- **Your task**
From the entries below, extract every line that includes the word "keywords".

- **Material provided**
────────────────
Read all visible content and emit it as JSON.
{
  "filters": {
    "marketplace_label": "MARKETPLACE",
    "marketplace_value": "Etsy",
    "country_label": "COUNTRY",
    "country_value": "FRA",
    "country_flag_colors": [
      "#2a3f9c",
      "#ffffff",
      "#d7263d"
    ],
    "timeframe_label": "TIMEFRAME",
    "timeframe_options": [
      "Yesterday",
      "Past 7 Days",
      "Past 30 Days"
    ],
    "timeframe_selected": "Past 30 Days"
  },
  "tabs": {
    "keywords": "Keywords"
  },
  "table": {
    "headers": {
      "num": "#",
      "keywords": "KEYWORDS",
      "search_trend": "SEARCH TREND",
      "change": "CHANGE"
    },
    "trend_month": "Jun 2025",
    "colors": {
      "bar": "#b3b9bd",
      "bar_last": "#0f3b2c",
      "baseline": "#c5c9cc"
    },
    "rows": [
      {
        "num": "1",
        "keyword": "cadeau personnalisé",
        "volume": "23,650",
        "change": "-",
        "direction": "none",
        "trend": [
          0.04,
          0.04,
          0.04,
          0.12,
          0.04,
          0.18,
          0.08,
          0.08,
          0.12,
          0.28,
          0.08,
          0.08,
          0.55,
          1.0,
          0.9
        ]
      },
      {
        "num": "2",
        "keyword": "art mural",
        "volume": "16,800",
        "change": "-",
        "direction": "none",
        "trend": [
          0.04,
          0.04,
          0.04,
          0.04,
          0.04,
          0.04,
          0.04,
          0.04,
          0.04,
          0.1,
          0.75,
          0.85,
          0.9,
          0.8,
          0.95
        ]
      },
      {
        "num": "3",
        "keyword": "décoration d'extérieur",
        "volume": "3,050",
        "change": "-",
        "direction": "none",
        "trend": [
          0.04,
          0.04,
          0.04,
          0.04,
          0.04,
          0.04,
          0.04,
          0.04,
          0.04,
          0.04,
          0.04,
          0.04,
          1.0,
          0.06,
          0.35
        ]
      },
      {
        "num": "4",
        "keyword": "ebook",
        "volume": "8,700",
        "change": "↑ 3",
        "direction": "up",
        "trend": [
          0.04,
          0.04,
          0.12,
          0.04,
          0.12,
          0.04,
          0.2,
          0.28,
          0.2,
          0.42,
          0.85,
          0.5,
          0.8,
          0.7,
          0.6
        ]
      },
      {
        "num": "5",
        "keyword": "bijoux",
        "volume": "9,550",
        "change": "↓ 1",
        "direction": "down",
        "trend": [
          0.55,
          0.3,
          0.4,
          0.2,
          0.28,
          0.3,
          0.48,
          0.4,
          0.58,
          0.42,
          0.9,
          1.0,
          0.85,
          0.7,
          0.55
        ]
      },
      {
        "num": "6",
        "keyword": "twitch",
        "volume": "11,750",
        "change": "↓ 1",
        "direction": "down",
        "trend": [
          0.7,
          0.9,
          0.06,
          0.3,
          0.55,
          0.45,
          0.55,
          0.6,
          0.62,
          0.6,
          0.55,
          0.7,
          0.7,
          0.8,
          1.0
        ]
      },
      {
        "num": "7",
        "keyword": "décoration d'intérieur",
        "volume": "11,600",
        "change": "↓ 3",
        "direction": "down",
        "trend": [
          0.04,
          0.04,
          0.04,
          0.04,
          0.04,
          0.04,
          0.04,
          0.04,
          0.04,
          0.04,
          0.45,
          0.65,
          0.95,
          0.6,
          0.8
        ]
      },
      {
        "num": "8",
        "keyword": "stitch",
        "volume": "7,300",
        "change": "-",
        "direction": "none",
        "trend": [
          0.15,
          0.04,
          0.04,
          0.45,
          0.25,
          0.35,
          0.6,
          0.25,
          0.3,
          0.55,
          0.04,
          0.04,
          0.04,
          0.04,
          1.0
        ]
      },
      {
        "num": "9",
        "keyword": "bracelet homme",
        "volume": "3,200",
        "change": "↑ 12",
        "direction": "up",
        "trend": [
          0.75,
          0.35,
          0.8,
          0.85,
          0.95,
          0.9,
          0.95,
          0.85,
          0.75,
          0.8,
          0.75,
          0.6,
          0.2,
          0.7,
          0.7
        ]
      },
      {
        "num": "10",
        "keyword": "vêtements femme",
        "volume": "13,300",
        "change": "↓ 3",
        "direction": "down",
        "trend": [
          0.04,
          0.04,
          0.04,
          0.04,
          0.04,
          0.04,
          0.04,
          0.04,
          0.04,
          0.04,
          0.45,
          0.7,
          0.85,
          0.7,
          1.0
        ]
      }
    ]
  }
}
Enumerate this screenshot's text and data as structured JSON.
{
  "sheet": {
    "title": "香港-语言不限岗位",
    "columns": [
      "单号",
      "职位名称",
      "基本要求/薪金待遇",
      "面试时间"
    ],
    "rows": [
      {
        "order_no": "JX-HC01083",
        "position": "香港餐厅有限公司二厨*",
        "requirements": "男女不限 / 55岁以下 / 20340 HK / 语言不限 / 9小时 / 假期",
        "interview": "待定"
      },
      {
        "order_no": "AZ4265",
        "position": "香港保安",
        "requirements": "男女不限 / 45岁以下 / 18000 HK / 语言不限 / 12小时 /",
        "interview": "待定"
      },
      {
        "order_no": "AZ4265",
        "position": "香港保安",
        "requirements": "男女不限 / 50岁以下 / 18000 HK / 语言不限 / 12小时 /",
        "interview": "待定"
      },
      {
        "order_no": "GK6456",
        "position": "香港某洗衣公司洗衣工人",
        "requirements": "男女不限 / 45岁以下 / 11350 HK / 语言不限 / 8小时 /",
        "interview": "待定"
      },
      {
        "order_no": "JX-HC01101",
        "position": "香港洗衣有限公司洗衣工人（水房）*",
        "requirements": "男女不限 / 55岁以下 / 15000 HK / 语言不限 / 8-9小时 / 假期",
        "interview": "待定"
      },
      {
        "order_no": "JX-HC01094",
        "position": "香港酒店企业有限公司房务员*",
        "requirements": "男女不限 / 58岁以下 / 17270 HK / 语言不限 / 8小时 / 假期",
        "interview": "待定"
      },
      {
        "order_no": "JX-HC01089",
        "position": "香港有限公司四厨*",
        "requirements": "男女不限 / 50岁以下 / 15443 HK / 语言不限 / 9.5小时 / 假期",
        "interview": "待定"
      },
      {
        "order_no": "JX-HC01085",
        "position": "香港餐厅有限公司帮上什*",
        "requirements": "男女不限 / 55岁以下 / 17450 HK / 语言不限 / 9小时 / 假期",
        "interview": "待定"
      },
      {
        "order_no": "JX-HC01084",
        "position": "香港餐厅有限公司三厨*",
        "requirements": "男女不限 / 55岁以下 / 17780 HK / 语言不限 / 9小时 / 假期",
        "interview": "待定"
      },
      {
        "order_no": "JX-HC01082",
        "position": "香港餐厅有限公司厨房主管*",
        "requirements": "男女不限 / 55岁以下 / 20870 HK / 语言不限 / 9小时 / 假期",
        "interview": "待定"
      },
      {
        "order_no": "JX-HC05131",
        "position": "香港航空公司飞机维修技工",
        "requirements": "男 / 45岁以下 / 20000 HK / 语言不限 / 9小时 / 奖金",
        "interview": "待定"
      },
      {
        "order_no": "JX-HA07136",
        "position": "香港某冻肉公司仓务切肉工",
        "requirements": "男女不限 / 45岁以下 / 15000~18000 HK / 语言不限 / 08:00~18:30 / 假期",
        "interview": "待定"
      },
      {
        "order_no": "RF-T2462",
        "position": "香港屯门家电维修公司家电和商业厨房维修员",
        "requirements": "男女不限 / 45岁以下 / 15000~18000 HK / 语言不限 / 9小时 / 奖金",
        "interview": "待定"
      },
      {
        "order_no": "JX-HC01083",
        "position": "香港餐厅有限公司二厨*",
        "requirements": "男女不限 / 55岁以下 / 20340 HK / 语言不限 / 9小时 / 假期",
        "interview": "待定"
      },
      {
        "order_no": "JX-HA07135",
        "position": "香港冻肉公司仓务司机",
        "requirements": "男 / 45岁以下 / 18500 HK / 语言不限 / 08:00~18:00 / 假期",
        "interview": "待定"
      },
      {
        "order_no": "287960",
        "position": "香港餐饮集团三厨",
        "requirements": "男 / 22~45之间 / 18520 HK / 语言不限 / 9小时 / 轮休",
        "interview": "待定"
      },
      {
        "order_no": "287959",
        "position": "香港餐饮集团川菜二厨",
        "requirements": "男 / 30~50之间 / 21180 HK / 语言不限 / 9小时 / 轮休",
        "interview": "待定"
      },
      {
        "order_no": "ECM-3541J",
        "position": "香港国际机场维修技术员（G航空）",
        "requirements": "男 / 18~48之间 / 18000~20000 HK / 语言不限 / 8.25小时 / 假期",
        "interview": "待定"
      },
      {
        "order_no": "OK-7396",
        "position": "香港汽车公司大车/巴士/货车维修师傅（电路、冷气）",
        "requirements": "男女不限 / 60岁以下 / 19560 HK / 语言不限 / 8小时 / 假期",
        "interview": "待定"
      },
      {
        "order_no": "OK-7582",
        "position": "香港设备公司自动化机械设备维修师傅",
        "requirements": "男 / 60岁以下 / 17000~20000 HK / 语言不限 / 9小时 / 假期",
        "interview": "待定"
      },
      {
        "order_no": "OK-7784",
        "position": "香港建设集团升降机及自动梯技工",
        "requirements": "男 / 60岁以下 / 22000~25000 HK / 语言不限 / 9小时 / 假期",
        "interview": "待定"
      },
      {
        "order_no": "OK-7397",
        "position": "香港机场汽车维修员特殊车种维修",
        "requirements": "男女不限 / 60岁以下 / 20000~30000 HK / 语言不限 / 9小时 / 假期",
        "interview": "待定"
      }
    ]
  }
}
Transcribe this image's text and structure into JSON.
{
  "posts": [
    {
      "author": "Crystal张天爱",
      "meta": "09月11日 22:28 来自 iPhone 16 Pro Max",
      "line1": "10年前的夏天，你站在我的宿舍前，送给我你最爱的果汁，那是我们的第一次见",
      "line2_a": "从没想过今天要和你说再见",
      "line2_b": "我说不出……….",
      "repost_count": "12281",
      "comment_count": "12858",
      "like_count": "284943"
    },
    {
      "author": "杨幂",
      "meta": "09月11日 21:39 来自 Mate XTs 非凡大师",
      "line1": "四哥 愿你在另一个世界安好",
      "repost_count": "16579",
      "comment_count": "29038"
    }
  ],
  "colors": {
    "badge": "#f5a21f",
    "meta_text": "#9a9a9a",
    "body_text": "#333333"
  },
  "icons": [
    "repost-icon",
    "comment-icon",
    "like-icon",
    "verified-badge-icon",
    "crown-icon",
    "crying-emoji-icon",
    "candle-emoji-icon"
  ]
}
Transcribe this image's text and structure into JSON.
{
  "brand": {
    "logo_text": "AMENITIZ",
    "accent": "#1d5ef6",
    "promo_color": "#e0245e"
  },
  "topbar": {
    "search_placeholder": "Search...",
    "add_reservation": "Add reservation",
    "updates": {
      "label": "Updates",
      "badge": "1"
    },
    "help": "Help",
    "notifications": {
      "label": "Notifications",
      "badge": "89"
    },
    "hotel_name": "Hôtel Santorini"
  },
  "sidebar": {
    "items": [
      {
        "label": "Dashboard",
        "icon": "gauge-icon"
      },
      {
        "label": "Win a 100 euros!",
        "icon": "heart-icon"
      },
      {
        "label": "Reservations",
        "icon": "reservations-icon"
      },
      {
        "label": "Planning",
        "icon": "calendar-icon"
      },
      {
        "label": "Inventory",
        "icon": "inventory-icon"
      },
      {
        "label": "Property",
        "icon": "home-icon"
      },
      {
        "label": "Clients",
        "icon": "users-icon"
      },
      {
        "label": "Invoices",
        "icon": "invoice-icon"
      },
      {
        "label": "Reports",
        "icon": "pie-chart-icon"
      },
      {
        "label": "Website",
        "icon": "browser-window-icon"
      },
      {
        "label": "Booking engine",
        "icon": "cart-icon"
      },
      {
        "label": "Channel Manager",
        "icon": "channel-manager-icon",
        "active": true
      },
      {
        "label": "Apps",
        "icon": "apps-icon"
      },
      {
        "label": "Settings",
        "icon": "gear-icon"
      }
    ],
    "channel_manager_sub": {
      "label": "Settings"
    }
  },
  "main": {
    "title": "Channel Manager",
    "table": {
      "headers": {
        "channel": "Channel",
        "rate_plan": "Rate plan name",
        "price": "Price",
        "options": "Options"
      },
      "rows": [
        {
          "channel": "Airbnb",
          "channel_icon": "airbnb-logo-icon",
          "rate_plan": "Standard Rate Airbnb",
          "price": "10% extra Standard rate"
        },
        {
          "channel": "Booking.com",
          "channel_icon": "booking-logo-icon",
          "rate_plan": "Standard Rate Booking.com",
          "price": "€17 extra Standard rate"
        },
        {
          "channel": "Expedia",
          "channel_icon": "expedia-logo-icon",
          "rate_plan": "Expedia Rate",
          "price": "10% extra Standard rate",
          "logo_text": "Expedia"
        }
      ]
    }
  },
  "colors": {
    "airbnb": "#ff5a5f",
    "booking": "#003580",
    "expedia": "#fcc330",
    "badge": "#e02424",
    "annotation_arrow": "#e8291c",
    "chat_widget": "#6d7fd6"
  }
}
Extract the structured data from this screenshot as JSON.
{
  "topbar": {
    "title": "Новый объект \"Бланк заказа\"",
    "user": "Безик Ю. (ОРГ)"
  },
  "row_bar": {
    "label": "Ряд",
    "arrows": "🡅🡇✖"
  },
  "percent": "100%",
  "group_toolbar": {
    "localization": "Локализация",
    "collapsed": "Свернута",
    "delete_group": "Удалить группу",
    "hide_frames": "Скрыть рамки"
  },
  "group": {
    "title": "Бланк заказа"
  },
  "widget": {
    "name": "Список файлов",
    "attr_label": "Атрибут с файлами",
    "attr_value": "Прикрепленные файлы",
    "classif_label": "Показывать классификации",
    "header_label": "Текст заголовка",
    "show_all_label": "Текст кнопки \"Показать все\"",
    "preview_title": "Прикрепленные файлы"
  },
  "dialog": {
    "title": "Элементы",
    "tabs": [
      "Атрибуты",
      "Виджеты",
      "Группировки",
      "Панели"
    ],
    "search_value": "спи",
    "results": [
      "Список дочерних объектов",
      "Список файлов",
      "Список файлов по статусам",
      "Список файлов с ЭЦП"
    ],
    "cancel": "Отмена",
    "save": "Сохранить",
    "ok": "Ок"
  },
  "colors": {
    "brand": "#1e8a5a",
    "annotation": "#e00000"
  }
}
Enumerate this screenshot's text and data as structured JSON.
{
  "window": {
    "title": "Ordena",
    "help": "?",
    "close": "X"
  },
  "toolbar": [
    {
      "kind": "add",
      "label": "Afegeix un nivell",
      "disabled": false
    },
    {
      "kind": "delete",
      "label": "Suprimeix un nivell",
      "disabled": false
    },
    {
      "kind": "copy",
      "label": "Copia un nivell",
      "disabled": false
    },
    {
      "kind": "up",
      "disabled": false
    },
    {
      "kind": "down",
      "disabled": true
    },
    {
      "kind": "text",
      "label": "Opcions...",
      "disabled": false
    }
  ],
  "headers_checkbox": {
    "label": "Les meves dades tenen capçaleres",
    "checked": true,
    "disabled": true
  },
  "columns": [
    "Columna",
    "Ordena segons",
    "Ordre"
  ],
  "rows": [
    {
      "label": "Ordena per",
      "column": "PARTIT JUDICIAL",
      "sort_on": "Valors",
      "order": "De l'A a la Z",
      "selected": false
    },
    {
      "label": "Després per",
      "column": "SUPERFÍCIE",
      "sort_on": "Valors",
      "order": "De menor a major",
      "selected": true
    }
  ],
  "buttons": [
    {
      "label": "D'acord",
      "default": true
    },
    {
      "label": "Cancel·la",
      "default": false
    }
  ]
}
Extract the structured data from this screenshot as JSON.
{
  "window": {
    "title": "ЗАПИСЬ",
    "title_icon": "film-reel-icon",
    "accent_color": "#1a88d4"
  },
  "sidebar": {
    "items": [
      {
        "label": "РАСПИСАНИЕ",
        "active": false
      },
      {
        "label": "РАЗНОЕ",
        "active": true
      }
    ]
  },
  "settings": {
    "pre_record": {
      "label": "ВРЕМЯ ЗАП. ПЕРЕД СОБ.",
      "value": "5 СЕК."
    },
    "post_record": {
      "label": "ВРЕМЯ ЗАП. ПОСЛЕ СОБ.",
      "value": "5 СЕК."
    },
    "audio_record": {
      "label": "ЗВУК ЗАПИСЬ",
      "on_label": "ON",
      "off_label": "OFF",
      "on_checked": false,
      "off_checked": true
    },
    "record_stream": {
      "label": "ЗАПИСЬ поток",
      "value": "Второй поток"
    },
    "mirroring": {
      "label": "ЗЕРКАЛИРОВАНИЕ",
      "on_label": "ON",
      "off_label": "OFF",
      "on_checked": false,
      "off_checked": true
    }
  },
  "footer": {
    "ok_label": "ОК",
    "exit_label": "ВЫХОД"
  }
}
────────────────
- **Task answer**
    "keywords": "Keywords"
      "keywords": "KEYWORDS",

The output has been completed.